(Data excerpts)
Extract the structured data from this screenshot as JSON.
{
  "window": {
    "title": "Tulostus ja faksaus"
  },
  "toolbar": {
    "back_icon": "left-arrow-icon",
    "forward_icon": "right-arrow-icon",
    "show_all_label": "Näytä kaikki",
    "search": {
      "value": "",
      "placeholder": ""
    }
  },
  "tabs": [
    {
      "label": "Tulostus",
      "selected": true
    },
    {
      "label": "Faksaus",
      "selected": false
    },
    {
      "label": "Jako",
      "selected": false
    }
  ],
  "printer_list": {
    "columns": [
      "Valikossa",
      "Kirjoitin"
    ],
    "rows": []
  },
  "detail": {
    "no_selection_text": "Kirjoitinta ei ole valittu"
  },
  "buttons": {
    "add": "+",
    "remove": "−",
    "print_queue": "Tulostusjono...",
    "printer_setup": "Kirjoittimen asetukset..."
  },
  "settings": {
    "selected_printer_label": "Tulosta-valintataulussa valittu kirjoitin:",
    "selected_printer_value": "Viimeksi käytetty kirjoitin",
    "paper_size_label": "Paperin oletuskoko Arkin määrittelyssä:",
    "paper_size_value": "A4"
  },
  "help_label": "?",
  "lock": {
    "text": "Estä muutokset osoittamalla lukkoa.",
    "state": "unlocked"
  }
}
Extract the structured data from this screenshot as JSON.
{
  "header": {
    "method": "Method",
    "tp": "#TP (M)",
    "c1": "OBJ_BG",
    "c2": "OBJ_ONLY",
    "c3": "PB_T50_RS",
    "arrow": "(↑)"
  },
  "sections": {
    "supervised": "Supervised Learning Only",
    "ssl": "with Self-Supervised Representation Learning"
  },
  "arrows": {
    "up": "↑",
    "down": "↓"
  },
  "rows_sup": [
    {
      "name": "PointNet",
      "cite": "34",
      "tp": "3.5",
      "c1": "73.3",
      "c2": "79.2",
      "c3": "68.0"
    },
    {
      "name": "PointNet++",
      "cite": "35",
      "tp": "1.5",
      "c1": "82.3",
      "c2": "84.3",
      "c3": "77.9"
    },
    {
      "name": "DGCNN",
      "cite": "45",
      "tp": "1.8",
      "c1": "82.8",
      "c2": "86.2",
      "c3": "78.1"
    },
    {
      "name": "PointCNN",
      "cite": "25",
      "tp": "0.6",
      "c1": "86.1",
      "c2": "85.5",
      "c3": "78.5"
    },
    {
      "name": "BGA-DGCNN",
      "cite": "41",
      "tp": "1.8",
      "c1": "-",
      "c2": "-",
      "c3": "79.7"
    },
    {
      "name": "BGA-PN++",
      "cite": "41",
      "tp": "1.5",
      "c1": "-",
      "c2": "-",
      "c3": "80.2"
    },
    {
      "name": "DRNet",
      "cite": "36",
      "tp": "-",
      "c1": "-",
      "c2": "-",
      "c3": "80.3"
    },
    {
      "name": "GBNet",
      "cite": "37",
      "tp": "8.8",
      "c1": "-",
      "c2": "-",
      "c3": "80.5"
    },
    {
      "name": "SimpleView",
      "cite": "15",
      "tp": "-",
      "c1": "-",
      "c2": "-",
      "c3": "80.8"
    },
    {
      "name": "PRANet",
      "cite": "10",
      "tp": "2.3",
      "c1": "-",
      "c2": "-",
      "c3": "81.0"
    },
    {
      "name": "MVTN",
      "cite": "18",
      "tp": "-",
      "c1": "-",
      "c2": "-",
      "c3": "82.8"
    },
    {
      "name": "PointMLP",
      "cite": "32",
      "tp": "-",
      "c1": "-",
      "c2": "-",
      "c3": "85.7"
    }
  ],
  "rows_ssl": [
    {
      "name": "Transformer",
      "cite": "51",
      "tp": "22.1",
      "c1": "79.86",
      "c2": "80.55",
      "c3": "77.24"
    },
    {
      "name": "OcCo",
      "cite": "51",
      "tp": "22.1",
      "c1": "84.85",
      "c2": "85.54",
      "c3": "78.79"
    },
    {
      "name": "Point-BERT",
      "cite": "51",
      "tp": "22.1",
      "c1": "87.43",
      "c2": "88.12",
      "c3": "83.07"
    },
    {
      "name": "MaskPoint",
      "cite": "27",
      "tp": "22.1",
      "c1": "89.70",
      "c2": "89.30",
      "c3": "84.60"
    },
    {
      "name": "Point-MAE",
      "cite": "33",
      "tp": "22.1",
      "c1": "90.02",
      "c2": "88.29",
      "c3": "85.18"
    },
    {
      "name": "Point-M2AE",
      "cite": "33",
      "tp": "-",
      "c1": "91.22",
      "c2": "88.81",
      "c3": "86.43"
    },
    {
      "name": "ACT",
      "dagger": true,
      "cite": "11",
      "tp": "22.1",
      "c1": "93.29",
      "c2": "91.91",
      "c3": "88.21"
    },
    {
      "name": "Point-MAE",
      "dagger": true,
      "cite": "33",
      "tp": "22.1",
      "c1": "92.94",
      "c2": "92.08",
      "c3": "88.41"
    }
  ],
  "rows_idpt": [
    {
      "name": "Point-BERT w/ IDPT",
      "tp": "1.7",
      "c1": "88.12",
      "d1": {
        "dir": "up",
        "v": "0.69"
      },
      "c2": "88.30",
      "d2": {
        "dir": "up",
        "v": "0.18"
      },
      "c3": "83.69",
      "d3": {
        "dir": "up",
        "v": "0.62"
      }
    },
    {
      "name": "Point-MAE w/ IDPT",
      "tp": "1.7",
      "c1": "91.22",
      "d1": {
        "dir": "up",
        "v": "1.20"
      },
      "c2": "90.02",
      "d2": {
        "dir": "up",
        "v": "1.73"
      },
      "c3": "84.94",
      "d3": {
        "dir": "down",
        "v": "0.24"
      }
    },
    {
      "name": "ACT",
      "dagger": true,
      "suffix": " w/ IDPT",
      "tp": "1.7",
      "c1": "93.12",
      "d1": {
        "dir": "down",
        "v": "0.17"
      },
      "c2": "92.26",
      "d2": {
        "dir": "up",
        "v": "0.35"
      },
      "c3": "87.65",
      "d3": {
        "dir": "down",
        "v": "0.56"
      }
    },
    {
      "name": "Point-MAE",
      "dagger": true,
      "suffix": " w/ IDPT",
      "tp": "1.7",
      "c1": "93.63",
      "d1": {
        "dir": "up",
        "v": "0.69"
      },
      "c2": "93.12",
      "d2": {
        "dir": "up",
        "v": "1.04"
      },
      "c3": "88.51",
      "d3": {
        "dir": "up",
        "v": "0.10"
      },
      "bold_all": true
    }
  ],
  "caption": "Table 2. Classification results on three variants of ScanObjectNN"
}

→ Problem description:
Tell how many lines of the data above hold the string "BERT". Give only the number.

→ Exercise response:
2